  19. For whatever it’s worth, I’m not talking about spoken-word intros here, or for that matter intros which are primarily distinguished by words sung during the intro. This post focused on intros recognizable by the music alone.

  20. In that case, I add Step Into The Water by The Cats.

  21. I didn’t mention any spoken word intros in my list did I?

    Ok, perhaps “Wonderful Grace of Jesus” may be in that idea. But it doesn’t really classify as spoken words, does it? I mean, I don’t really think they’re strictly meaning the word “Bum”! At least I hope not! πŸ™‚

  22. I’d assumed you were referring to the live version, which has no introduction other than spoken. You’re talking about the Symphony of Praise version. Duh.

  23. “There Is A River”-Greater Vision
    “That’s Him”-Hoppers
    “I Shall Wear A Crown”-Gaither Vocal Band
    “The Cross”-Crabb Family
    “The Promise”-Martins
    “John Saw”-Gold City and BF&A
    “I Wish I Could Have Been There”- Perrys
    BTW, I anxiously await for your review of last night.

    That reminds me of “Last Night”, and “Four Days Late”-both from KP&NR

  24. I love your list Daniel.

    One that I would add is “Freedom” by Legacy Five.

  25. One more worthy of mention….

    The piano riff that begins “When It All Starts Happening”.

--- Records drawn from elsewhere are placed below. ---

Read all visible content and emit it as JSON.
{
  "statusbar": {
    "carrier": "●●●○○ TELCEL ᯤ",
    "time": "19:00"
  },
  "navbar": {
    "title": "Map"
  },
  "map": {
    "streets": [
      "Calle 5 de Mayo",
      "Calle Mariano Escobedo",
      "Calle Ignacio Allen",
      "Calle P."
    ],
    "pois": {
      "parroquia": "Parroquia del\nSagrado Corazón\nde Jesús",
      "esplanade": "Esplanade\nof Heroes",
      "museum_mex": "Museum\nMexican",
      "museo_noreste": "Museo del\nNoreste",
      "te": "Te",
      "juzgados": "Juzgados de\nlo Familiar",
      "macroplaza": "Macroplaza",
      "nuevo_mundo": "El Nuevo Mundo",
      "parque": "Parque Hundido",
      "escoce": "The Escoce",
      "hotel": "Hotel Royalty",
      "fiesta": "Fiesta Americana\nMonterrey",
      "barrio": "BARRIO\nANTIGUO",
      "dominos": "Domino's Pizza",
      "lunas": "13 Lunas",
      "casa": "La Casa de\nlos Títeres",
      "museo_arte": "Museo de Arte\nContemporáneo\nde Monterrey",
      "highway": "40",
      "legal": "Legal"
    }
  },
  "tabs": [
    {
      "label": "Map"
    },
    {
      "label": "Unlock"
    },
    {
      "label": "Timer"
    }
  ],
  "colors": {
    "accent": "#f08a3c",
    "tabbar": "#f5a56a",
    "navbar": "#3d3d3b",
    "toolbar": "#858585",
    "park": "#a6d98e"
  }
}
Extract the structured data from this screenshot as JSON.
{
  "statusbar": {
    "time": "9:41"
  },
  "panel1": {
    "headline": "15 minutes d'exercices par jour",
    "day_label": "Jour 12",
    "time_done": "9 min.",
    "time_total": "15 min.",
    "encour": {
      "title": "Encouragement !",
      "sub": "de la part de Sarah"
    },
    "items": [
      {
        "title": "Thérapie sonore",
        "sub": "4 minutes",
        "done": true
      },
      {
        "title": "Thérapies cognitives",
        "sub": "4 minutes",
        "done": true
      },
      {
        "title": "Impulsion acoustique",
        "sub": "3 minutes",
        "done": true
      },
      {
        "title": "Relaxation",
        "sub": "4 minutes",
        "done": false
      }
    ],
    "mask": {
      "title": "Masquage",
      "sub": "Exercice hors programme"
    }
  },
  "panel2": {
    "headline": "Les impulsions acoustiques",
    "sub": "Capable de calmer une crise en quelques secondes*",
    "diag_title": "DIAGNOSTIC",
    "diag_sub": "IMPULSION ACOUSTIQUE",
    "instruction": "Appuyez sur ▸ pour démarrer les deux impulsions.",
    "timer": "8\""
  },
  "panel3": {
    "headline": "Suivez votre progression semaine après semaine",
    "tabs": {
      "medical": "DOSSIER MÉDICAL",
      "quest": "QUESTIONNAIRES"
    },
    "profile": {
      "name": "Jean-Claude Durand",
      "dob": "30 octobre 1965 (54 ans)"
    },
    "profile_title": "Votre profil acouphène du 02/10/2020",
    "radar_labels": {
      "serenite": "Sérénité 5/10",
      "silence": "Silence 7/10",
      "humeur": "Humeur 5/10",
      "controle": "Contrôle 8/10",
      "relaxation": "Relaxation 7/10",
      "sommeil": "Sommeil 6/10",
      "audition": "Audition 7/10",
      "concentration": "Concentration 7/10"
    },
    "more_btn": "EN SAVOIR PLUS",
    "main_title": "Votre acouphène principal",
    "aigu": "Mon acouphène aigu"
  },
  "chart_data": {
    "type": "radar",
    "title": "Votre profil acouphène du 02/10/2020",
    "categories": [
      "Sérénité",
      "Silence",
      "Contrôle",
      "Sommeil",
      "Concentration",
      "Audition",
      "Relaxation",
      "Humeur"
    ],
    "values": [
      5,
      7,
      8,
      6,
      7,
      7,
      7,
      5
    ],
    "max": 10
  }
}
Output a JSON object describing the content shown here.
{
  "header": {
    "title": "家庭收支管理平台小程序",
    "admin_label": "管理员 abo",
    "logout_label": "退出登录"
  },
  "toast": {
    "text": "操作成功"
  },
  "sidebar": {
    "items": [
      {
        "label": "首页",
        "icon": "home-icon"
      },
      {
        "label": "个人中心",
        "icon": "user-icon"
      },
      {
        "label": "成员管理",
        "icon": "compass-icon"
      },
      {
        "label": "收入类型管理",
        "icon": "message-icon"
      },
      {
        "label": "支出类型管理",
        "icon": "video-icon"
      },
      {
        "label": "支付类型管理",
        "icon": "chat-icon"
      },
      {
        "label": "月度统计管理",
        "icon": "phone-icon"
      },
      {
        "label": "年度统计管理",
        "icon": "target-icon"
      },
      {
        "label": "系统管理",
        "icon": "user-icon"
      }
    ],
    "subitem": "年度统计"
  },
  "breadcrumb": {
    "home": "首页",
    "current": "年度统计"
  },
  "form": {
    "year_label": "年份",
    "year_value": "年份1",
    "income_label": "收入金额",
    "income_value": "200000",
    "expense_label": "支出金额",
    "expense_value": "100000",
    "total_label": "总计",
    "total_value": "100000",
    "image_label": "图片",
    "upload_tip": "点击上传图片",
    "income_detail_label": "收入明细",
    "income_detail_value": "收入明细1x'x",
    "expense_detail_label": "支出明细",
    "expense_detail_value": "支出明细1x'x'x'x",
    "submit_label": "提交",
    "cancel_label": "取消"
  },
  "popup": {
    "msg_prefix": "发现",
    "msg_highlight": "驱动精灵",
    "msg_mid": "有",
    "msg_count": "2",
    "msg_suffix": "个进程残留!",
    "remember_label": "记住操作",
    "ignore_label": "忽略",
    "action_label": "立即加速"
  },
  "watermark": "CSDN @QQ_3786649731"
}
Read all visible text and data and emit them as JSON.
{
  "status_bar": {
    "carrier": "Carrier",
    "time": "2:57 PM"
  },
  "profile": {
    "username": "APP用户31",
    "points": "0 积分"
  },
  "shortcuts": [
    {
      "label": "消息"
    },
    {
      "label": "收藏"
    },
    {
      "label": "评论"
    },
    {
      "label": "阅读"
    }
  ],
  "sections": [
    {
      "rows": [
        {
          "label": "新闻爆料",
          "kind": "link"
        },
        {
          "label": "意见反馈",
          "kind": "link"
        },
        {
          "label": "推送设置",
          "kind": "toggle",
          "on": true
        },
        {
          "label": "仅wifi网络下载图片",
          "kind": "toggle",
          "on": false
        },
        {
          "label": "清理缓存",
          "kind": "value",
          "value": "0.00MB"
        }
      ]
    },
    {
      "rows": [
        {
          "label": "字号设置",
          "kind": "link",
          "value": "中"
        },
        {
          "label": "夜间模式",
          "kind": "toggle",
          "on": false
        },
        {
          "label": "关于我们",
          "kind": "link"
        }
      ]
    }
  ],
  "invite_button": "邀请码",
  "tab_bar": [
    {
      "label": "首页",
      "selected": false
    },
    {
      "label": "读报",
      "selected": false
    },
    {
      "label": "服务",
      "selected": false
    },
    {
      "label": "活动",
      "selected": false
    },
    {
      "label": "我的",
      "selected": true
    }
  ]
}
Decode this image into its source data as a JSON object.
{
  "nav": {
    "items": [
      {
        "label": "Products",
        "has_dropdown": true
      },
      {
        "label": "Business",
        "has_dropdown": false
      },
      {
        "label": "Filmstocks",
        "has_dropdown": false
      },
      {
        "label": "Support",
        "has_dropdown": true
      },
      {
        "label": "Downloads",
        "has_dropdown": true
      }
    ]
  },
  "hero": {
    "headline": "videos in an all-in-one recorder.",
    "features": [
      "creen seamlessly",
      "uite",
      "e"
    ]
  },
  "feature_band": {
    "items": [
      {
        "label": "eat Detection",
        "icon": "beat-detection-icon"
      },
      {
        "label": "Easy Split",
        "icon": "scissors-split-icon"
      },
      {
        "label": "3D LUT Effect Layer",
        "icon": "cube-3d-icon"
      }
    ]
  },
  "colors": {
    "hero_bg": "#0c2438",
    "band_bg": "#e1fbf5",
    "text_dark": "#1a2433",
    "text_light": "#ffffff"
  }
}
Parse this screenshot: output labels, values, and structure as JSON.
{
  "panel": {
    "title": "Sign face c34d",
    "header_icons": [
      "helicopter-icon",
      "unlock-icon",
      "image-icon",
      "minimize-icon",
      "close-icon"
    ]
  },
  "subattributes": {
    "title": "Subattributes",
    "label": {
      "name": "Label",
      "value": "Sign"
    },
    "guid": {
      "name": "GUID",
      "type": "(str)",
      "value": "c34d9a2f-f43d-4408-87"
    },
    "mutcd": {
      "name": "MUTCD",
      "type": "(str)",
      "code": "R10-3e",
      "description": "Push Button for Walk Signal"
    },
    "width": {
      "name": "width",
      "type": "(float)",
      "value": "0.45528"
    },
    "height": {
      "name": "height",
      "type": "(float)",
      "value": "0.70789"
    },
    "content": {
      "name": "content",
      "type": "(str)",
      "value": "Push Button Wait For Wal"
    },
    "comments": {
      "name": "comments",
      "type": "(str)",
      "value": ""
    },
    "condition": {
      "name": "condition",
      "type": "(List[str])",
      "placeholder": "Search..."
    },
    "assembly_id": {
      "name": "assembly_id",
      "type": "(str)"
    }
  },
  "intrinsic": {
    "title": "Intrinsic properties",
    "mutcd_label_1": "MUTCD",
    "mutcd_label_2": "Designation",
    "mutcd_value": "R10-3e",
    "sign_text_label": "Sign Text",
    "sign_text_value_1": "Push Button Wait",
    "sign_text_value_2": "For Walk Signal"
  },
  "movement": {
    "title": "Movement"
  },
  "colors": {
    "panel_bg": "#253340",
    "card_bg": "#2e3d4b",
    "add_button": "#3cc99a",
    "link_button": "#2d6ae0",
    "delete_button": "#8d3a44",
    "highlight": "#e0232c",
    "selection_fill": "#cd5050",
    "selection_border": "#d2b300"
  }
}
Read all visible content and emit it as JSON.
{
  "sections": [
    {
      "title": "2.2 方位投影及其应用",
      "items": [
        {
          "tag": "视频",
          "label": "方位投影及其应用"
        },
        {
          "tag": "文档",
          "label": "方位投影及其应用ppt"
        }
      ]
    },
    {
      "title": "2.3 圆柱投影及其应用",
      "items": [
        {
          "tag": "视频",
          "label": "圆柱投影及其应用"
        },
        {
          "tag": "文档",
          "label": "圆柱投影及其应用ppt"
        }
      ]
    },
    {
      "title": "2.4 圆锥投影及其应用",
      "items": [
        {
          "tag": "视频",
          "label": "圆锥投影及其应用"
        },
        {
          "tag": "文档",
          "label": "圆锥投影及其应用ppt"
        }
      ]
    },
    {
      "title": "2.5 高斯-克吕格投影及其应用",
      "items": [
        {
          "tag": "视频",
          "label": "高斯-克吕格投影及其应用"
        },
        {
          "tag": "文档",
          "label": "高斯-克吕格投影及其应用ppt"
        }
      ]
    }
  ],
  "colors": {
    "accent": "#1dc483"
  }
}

    It is played on all three recorded versions I’m aware of(originally by the Couriers in 1965, the Happy Goodmans approximately a year later, and by the Perrys last year in their Goodman tribute album)by “Little” David Young, who wrote the music for it…and that piano intro clearly marks the song.

  26. The Florida Boys “When He was on the Cross” has one of the most recognizable intros I can think of.

  27. I’m Not Giving Up-Gold City

  28. That piano roll on “Get Away Jordan” is also rather recognizable especially if the Doves/Statesmen are/were nearing the end of their set.

  29. Ok…I know this is “old-time” stuff…but if you were around in the ’70’s you’d have instantly recognized “Greater is He” by the (who else πŸ™‚ )…Downings….

  30. Ann is right about “Greater”. In fact, I was about to add that to the list before I saw that she had already added it!

  31. Sweet Beulah Land, He Looked Beyond My Faults, Because He Lives. It depends on our age-group and our association with certain songs. I come from the 60’s and look back with fondness on Blackwood Brothers and some of RW’s great contributions. James Verner

  32. The Nelons’ I’ve Got A Right–cool bass line